Finding childcare that’s convenient, high quality, affordable and reliable is the holy grail of working motherhood. It’s so difficult that even Sen. Elizabeth Warren—whose tenacity helped coin the phrase “she persisted”—once almost gave up on her career because she couldn’t find it.
The Massachusetts lawmaker shared the story during her keynote address at the National Women’s Law Center’s 45th anniversary gala, according to Glamour.com. If it hadn’t been for her 78-year-old aunt Bee, she likely wouldn’t be a U.S. senator today.
Warren was a mother of two young children and a new law school professor when her babysitter quit. After cycling through various childcare options, she realized she just couldn’t handle the stress of balancing her job with being a mom. She broke down crying during a phone call with her aunt Bee, and confessed that she was going to quit her job.
Her aunt told her to wait, and the next week she showed up with seven suitcases and her Pekingese. She stayed with Warren and her family for 16 years.

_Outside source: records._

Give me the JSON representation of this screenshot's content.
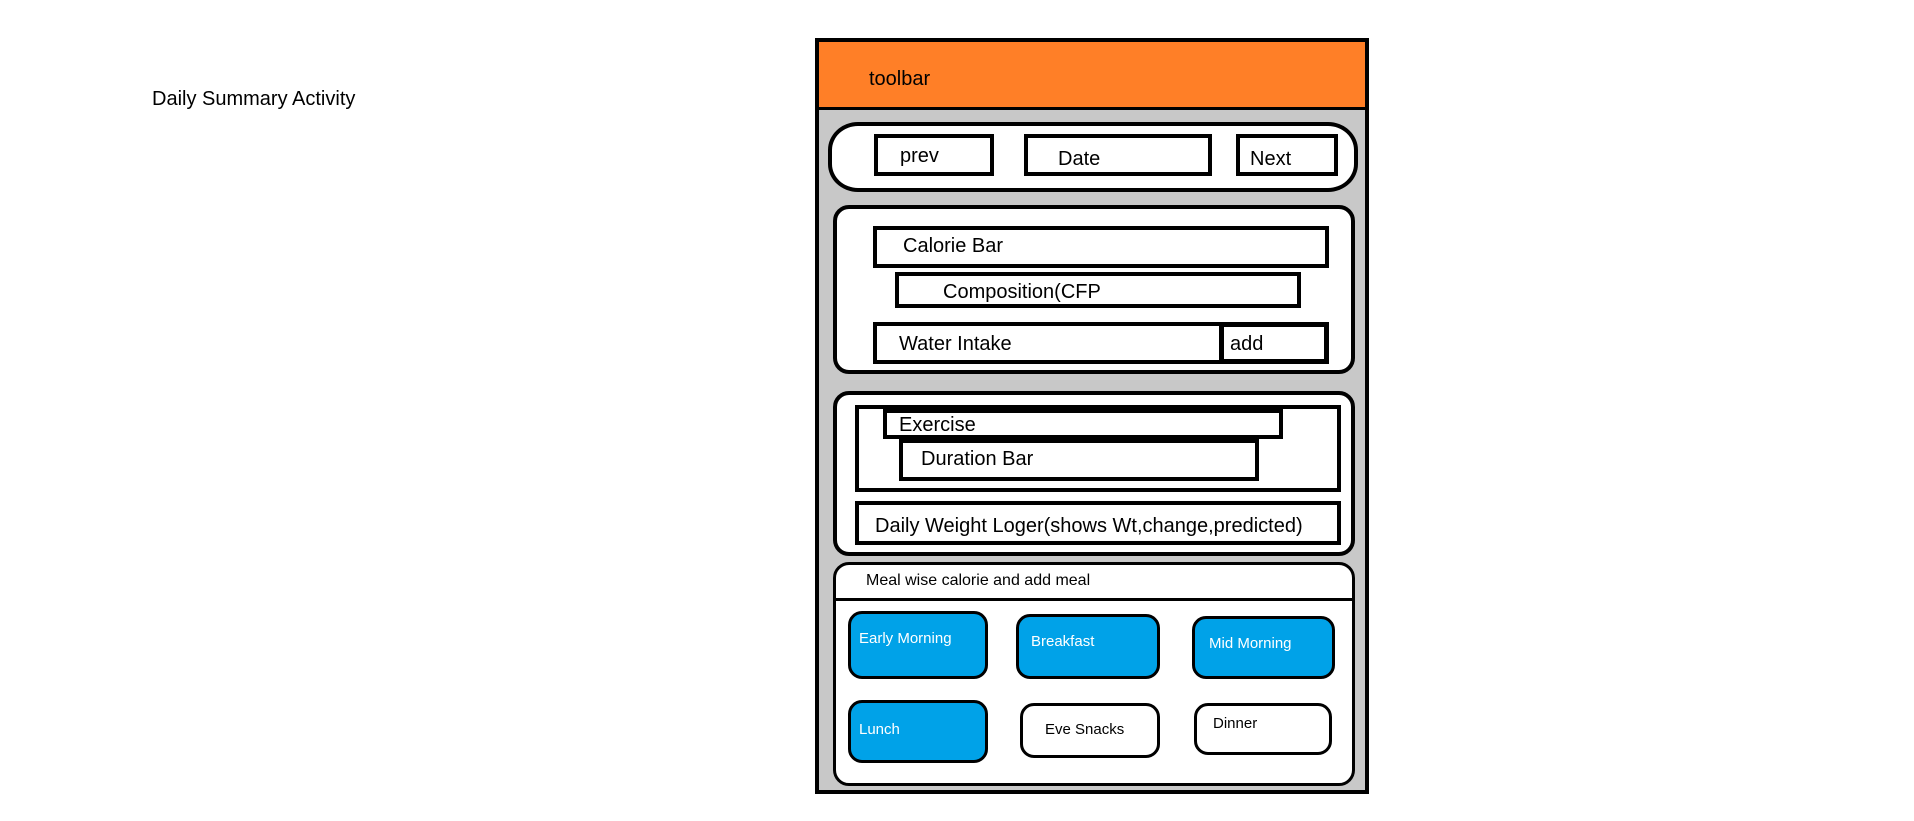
{
  "page": {
    "label": "Daily Summary Activity"
  },
  "toolbar": {
    "title": "toolbar",
    "color": "#ff7f27"
  },
  "date_nav": {
    "prev_label": "prev",
    "date_label": "Date",
    "next_label": "Next"
  },
  "nutrition": {
    "calorie_bar": "Calorie Bar",
    "composition": "Composition(CFP",
    "water_intake": "Water Intake",
    "add_label": "add"
  },
  "activity": {
    "exercise": "Exercise",
    "duration_bar": "Duration Bar",
    "weight_logger": "Daily Weight Loger(shows Wt,change,predicted)"
  },
  "meals": {
    "header": "Meal wise calorie and add meal",
    "items": [
      {
        "label": "Early Morning",
        "style": "filled"
      },
      {
        "label": "Breakfast",
        "style": "filled"
      },
      {
        "label": "Mid Morning",
        "style": "filled"
      },
      {
        "label": "Lunch",
        "style": "filled"
      },
      {
        "label": "Eve Snacks",
        "style": "plain"
      },
      {
        "label": "Dinner",
        "style": "plain"
      }
    ],
    "filled_color": "#00a2e8"
  }
}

"I'm a United States senator today in part because my aunt Bee rescued me on that Thursday in 1979," Warren said at the gala. "Without childcare, I was a goner. And I know how lucky I was because so many working moms don't have an aunt Bee who can fly in and help out."
Warren is right: Working moms without an aunt Bee face numerous challenges when it comes to locking down childcare, most especially that it’s exorbitantly expensive. The average annual cost of infant care, at $9,589, is higher than college tuition in 33 states. In cities like New York and San Francisco, the average cost of infant care is well over $16,000. For one-third of working families, that means more than 20 percent of their paycheck goes toward childcare costs.
Several members of Congress and even Ivanka Trump have introduced or voiced support for proposals to help make childcare more affordable for working parents, including Warren herself. She also introduced the Schedules That Work Act, which would give hourly employees a bit more control over their often-unpredictable work schedules—a move that would help working moms make it to work and their kids’ doctor’s appointments. And she wants to expand the number of early childhood education programs available to 2-, 3- and 4-year olds.
"It's a big goal, but no one builds a future without investment," Warren said. "Whether you and I have small children or not, we have an interest in the future of this country, and that means we have an interest—and a responsibility—to invest in America’s children. And that means making sure that their teachers and caregivers are adequately paid and trained…and it means making sure that when parents are working, their children are safe and loved and learning and growing."
Preach it, Sen. Warren. We’re glad you persisted.